Shallow and Oval: Oval-shaped donabe pots are well-suited for cooking of flat or skewered ingredients. Some oval donabe pots are designed to be used on the countertop with a heating element.


shallow donabe



Intended Use: Decide if you're primarily interested in traditional hot pot dishes, rice cooking, or other specific dishes. This will influence the size and shape of the donabe you choose.

Maintenance: Glazed donabe pots are generally easier to clean and maintain than unglazed ones.

Ultimately, the right donabe for you depends on your cooking preferences, household size, and intended use. Whether you're cooking for yourself, a partner, a family, or a group of friends, there's a suitable donabe pot that can elevate your cooking experience and bring the rich flavors of Japanese cuisine to your table.

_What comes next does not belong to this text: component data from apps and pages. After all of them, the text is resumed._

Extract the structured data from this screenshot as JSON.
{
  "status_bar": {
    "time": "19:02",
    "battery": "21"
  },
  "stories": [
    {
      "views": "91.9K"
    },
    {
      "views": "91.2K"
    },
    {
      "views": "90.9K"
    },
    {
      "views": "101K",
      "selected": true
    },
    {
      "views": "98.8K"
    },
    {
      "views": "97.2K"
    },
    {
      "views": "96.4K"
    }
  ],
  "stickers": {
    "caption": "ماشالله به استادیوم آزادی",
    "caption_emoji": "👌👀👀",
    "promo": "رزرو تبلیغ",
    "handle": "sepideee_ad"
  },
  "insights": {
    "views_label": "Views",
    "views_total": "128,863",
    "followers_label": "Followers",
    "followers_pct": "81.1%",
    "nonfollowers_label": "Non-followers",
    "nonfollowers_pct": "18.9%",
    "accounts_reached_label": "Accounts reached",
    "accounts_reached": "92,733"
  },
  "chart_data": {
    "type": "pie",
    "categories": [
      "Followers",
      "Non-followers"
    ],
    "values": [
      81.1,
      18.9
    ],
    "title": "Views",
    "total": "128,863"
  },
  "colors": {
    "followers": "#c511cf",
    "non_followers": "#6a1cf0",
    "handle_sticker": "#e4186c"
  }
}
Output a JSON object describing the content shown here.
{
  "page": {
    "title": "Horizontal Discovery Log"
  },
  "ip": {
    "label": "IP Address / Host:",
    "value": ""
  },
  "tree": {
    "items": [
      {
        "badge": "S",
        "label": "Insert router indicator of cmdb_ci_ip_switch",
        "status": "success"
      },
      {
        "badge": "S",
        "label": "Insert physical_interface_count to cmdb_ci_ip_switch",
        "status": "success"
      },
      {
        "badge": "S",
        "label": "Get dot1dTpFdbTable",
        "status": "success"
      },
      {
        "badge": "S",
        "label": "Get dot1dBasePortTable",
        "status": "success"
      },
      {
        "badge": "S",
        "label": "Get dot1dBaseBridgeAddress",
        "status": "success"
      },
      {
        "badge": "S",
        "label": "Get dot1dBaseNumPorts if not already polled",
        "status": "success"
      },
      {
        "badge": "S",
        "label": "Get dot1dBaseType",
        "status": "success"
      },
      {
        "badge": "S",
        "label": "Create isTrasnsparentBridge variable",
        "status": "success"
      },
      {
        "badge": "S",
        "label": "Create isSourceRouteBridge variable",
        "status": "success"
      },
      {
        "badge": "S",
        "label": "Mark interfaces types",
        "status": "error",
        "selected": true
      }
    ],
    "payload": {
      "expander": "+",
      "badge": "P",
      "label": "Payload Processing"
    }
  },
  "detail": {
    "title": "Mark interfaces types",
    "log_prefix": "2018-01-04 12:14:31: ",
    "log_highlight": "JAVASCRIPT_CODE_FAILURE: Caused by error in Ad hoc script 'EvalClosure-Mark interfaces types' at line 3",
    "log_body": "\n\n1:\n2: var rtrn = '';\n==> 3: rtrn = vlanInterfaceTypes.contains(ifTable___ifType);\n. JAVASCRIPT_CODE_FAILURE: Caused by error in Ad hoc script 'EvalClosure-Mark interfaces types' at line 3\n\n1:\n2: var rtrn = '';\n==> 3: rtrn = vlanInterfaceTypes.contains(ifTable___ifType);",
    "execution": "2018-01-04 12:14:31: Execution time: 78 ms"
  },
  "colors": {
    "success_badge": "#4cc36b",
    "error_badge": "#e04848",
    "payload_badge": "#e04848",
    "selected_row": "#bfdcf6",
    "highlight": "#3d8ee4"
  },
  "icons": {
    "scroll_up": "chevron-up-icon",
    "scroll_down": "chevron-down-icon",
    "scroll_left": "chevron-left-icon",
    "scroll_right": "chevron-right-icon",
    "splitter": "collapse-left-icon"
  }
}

considerations when choosing a donabe


Donabe Pots for Sale on BECOS


becos donabe

This glazed donabe by Yamasho Touki is the perfect size for 1-2 people. The glaze makes the pot easy to clean and maintain, and in addition to pot cooking and simmering over an open flame, it can also be used in the oven for baking dishes. It is also microwave-safe, so you can reheat dishes, making it the perfect starter donabe.

Shop Now



4-person donabe BECOS


The next largest size of the glazed donabe by Yamasho Touki, this pot is perfect for 3-4 people. This pot is also microwave, oven, and open-flame safe. Enjoy a relaxing time together with friends or family over this rustic donabe.

Shop Now


donabe mino ware

This colorful donabe by MARUMO TAKAGI is meant for 1-2 people. The most eye-catching feature of this pot is the vivid orange pattern on the lid, which changes color to yellow when the temperature rises above 45°C (113°F). The color change is a sign that the pot is hot, which helps prevent burns. This pot cannot be used in the microwave or oven, but can be used on a gas stove.

Shop Now


kiyomizu ware donabe

This stunning donabe pot by Kyoto-based maker Touan features a beautiful jewel-like crystal glaze. Sure to be a conversation starter at any party, this donabe is compatible with IH, induction cookers, and gas stovetops. It is also microwave and dishwasher safe. With a capacity of 2300ml (2.4 quarts), it is a great choice for entertaining 3-4 people.

Shop Now


carbon donabe

This sleek pot by Homusubi Japan is sized for 1-2 people. Made with expensive carbon that is compressed into an earthenware-like material, this donabe has superior heat conduction properties that allow it to heat very rapidly and evenly. The inside surface is treated with a top-of-the-line fluorine coating, giving it nonstick properties that make it a breeze to clean and even allow for use as a frypan. Is it made especially for cooking delicious meat, vegetables, rice, and fish and is one of the most premium products on the market.

Shop Now



large carbon donabe

The large size of the carbon donabe by Homusubi Japan, this simple yet elegant pot is sized for 3-4 people. As with the smaller size, this donabe is ideal for cooking a variety of ingredients evenly and quickly.

Shop Now

Make a Japanese Donabe Part of Your Kitchen!

donabe party

The donabe pot is more than just a cooking vessel; it's a gateway to a world of rich flavors, cultural heritage, and communal dining experiences. Mastering the art of donabe cooking not only leads to delectable dishes but also a deeper connection with the traditions of Japanese cuisine. Whether you're a solo diner, a couple, or a large family, there's a donabe pot and countless donabe recipes tailored to your needs.

However, the journey doesn't end with the final bite. Proper maintenance ensures that your donabe continues to serve you for years to come. Gentle cleaning and careful handling are key to preserving its integrity and unique seasoning.

As you embark on your donabe journey, consider the diverse options available, from traditional glazed pots to those designed for specific dishes. Each type brings its own charm to your kitchen and dining table, enriching your culinary endeavors and creating memorable moments shared with loved ones. So, go ahead and immerse yourself in the world of donabe cooking – a journey that celebrates both tradition and innovation in the realm of culinary excellence.


Cooking tipsProduct care tips